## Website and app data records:
· · ·
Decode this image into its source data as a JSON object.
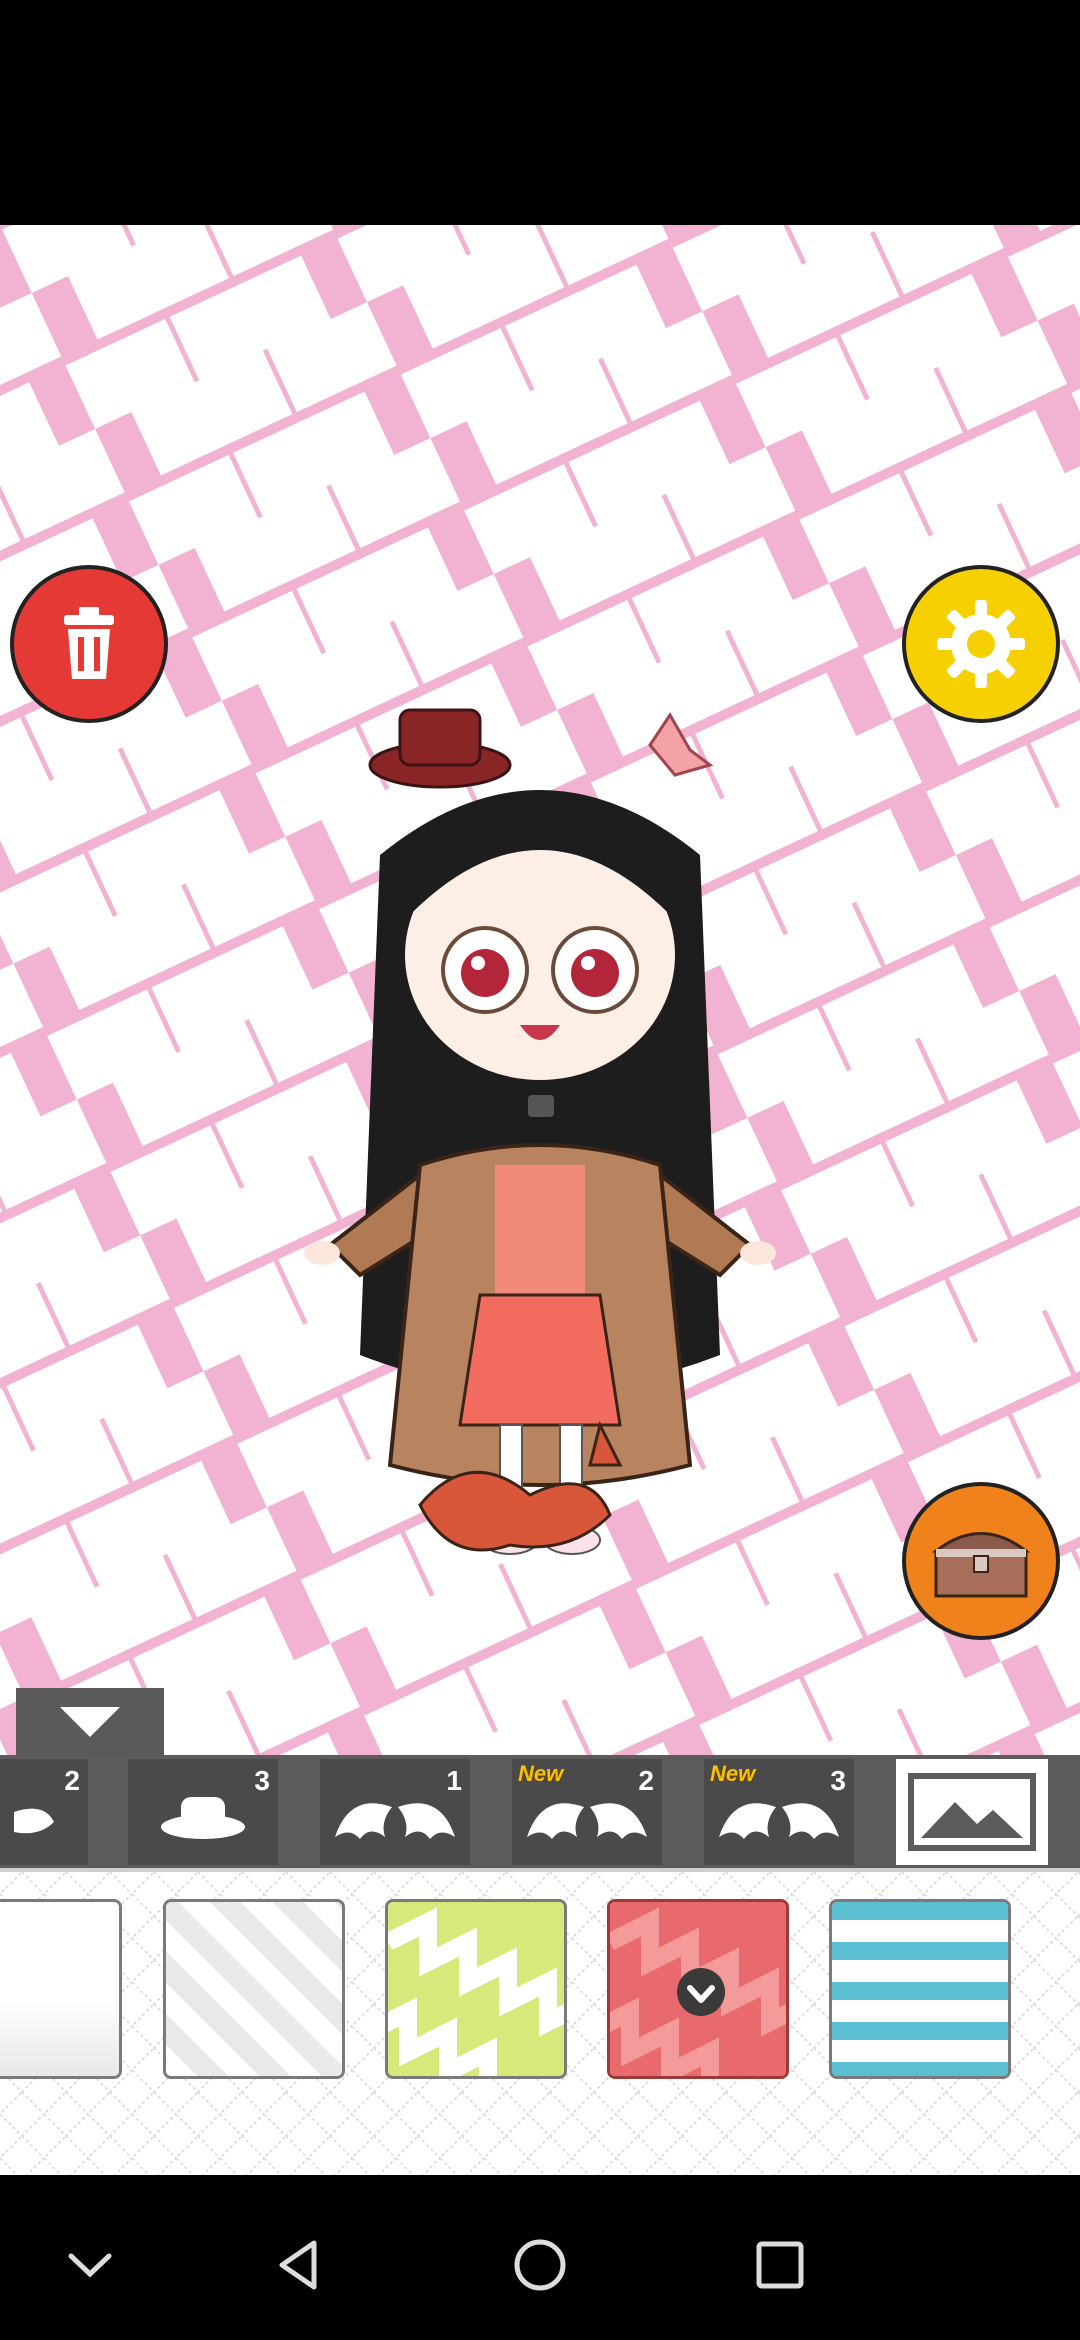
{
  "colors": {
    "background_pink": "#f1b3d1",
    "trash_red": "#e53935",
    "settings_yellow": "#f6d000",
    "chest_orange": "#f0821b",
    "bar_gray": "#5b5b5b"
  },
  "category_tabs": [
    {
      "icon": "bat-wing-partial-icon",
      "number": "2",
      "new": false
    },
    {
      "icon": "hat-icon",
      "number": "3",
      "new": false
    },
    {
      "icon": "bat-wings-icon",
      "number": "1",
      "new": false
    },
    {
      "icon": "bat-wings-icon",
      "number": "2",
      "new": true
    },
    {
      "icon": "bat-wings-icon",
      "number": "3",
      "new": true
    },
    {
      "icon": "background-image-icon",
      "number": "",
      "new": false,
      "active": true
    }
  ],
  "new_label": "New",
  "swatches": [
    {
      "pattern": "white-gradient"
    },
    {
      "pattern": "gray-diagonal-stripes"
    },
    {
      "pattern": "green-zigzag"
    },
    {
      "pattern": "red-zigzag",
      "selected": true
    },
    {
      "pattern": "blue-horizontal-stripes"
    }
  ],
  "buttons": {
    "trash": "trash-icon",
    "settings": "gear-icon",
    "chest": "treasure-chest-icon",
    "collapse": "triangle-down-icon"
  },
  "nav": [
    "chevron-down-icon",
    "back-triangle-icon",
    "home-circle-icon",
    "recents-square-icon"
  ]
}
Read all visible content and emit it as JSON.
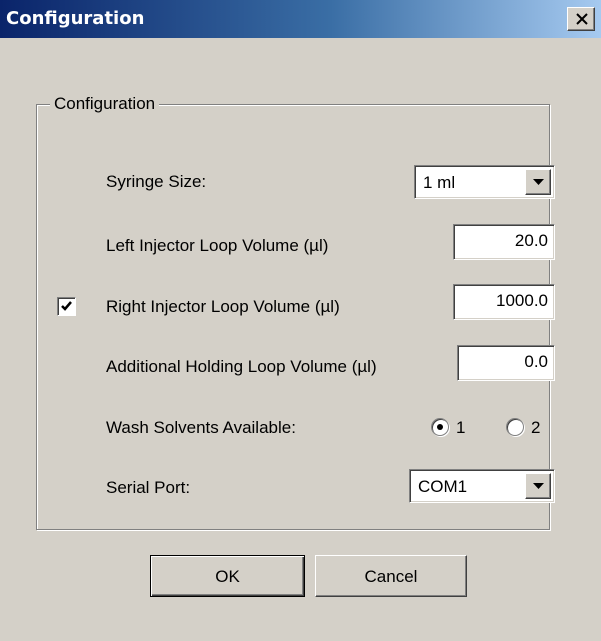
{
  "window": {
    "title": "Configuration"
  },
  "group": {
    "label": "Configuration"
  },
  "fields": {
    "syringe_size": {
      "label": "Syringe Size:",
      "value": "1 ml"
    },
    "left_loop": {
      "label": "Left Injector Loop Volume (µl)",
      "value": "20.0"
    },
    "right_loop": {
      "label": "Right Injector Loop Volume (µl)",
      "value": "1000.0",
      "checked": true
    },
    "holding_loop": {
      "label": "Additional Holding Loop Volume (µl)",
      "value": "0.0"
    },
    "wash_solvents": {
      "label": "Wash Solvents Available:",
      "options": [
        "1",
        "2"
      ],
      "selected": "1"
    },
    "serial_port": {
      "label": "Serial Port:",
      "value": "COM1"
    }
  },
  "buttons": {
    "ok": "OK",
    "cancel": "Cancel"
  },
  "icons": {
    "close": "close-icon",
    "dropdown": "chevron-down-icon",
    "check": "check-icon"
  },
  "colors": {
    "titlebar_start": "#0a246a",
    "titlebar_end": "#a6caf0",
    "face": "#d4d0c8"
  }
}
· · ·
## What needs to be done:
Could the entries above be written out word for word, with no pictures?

## Answer for the task:
Decode this image into its source data as a JSON object.
{
  "colors": {
    "background_pink": "#f1b3d1",
    "trash_red": "#e53935",
    "settings_yellow": "#f6d000",
    "chest_orange": "#f0821b",
    "bar_gray": "#5b5b5b"
  },
  "category_tabs": [
    {
      "icon": "bat-wing-partial-icon",
      "number": "2",
      "new": false
    },
    {
      "icon": "hat-icon",
      "number": "3",
      "new": false
    },
    {
      "icon": "bat-wings-icon",
      "number": "1",
      "new": false
    },
    {
      "icon": "bat-wings-icon",
      "number": "2",
      "new": true
    },
    {
      "icon": "bat-wings-icon",
      "number": "3",
      "new": true
    },
    {
      "icon": "background-image-icon",
      "number": "",
      "new": false,
      "active": true
    }
  ],
  "new_label": "New",
  "swatches": [
    {
      "pattern": "white-gradient"
    },
    {
      "pattern": "gray-diagonal-stripes"
    },
    {
      "pattern": "green-zigzag"
    },
    {
      "pattern": "red-zigzag",
      "selected": true
    },
    {
      "pattern": "blue-horizontal-stripes"
    }
  ],
  "buttons": {
    "trash": "trash-icon",
    "settings": "gear-icon",
    "chest": "treasure-chest-icon",
    "collapse": "triangle-down-icon"
  },
  "nav": [
    "chevron-down-icon",
    "back-triangle-icon",
    "home-circle-icon",
    "recents-square-icon"
  ]
}
Read all visible content and emit it as JSON.
{
  "window": {
    "title": "Configuration"
  },
  "group": {
    "label": "Configuration"
  },
  "fields": {
    "syringe_size": {
      "label": "Syringe Size:",
      "value": "1 ml"
    },
    "left_loop": {
      "label": "Left Injector Loop Volume (µl)",
      "value": "20.0"
    },
    "right_loop": {
      "label": "Right Injector Loop Volume (µl)",
      "value": "1000.0",
      "checked": true
    },
    "holding_loop": {
      "label": "Additional Holding Loop Volume (µl)",
      "value": "0.0"
    },
    "wash_solvents": {
      "label": "Wash Solvents Available:",
      "options": [
        "1",
        "2"
      ],
      "selected": "1"
    },
    "serial_port": {
      "label": "Serial Port:",
      "value": "COM1"
    }
  },
  "buttons": {
    "ok": "OK",
    "cancel": "Cancel"
  },
  "icons": {
    "close": "close-icon",
    "dropdown": "chevron-down-icon",
    "check": "check-icon"
  },
  "colors": {
    "titlebar_start": "#0a246a",
    "titlebar_end": "#a6caf0",
    "face": "#d4d0c8"
  }
}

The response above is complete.